- _TASK TO COMPLETE_:
Each line of the records has to be copied exactly, though the pictures must be left out.

|---|

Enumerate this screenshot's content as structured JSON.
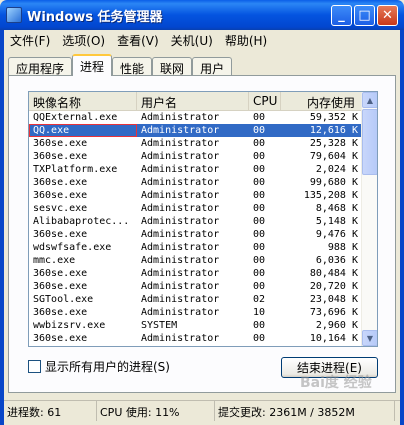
{
  "window": {
    "title": "Windows 任务管理器",
    "minimize": "_",
    "maximize": "□",
    "close": "✕"
  },
  "menu": [
    "文件(F)",
    "选项(O)",
    "查看(V)",
    "关机(U)",
    "帮助(H)"
  ],
  "tabs": [
    "应用程序",
    "进程",
    "性能",
    "联网",
    "用户"
  ],
  "active_tab": "进程",
  "columns": [
    "映像名称",
    "用户名",
    "CPU",
    "内存使用"
  ],
  "processes": [
    [
      "QQExternal.exe",
      "Administrator",
      "00",
      "59,352 K"
    ],
    [
      "QQ.exe",
      "Administrator",
      "00",
      "12,616 K"
    ],
    [
      "360se.exe",
      "Administrator",
      "00",
      "25,328 K"
    ],
    [
      "360se.exe",
      "Administrator",
      "00",
      "79,604 K"
    ],
    [
      "TXPlatform.exe",
      "Administrator",
      "00",
      "2,024 K"
    ],
    [
      "360se.exe",
      "Administrator",
      "00",
      "99,680 K"
    ],
    [
      "360se.exe",
      "Administrator",
      "00",
      "135,208 K"
    ],
    [
      "sesvc.exe",
      "Administrator",
      "00",
      "8,468 K"
    ],
    [
      "Alibabaprotec...",
      "Administrator",
      "00",
      "5,148 K"
    ],
    [
      "360se.exe",
      "Administrator",
      "00",
      "9,476 K"
    ],
    [
      "wdswfsafe.exe",
      "Administrator",
      "00",
      "988 K"
    ],
    [
      "mmc.exe",
      "Administrator",
      "00",
      "6,036 K"
    ],
    [
      "360se.exe",
      "Administrator",
      "00",
      "80,484 K"
    ],
    [
      "360se.exe",
      "Administrator",
      "00",
      "20,720 K"
    ],
    [
      "SGTool.exe",
      "Administrator",
      "02",
      "23,048 K"
    ],
    [
      "360se.exe",
      "Administrator",
      "10",
      "73,696 K"
    ],
    [
      "wwbizsrv.exe",
      "SYSTEM",
      "00",
      "2,960 K"
    ],
    [
      "360se.exe",
      "Administrator",
      "00",
      "10,164 K"
    ]
  ],
  "selected_row": 1,
  "scrollbar": {
    "up": "▲",
    "down": "▼"
  },
  "show_all_users": {
    "label": "显示所有用户的进程(S)",
    "checked": false
  },
  "end_process_button": "结束进程(E)",
  "status": {
    "processes": "进程数: 61",
    "cpu": "CPU 使用: 11%",
    "commit": "提交更改: 2361M / 3852M"
  },
  "watermark": "Bai度 经验"
}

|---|

- _ANSWER BOX_:
Enumerate this screenshot's content as structured JSON.
{
  "window": {
    "title": "Windows 任务管理器",
    "minimize": "_",
    "maximize": "□",
    "close": "✕"
  },
  "menu": [
    "文件(F)",
    "选项(O)",
    "查看(V)",
    "关机(U)",
    "帮助(H)"
  ],
  "tabs": [
    "应用程序",
    "进程",
    "性能",
    "联网",
    "用户"
  ],
  "active_tab": "进程",
  "columns": [
    "映像名称",
    "用户名",
    "CPU",
    "内存使用"
  ],
  "processes": [
    [
      "QQExternal.exe",
      "Administrator",
      "00",
      "59,352 K"
    ],
    [
      "QQ.exe",
      "Administrator",
      "00",
      "12,616 K"
    ],
    [
      "360se.exe",
      "Administrator",
      "00",
      "25,328 K"
    ],
    [
      "360se.exe",
      "Administrator",
      "00",
      "79,604 K"
    ],
    [
      "TXPlatform.exe",
      "Administrator",
      "00",
      "2,024 K"
    ],
    [
      "360se.exe",
      "Administrator",
      "00",
      "99,680 K"
    ],
    [
      "360se.exe",
      "Administrator",
      "00",
      "135,208 K"
    ],
    [
      "sesvc.exe",
      "Administrator",
      "00",
      "8,468 K"
    ],
    [
      "Alibabaprotec...",
      "Administrator",
      "00",
      "5,148 K"
    ],
    [
      "360se.exe",
      "Administrator",
      "00",
      "9,476 K"
    ],
    [
      "wdswfsafe.exe",
      "Administrator",
      "00",
      "988 K"
    ],
    [
      "mmc.exe",
      "Administrator",
      "00",
      "6,036 K"
    ],
    [
      "360se.exe",
      "Administrator",
      "00",
      "80,484 K"
    ],
    [
      "360se.exe",
      "Administrator",
      "00",
      "20,720 K"
    ],
    [
      "SGTool.exe",
      "Administrator",
      "02",
      "23,048 K"
    ],
    [
      "360se.exe",
      "Administrator",
      "10",
      "73,696 K"
    ],
    [
      "wwbizsrv.exe",
      "SYSTEM",
      "00",
      "2,960 K"
    ],
    [
      "360se.exe",
      "Administrator",
      "00",
      "10,164 K"
    ]
  ],
  "selected_row": 1,
  "scrollbar": {
    "up": "▲",
    "down": "▼"
  },
  "show_all_users": {
    "label": "显示所有用户的进程(S)",
    "checked": false
  },
  "end_process_button": "结束进程(E)",
  "status": {
    "processes": "进程数: 61",
    "cpu": "CPU 使用: 11%",
    "commit": "提交更改: 2361M / 3852M"
  },
  "watermark": "Bai度 经验"
}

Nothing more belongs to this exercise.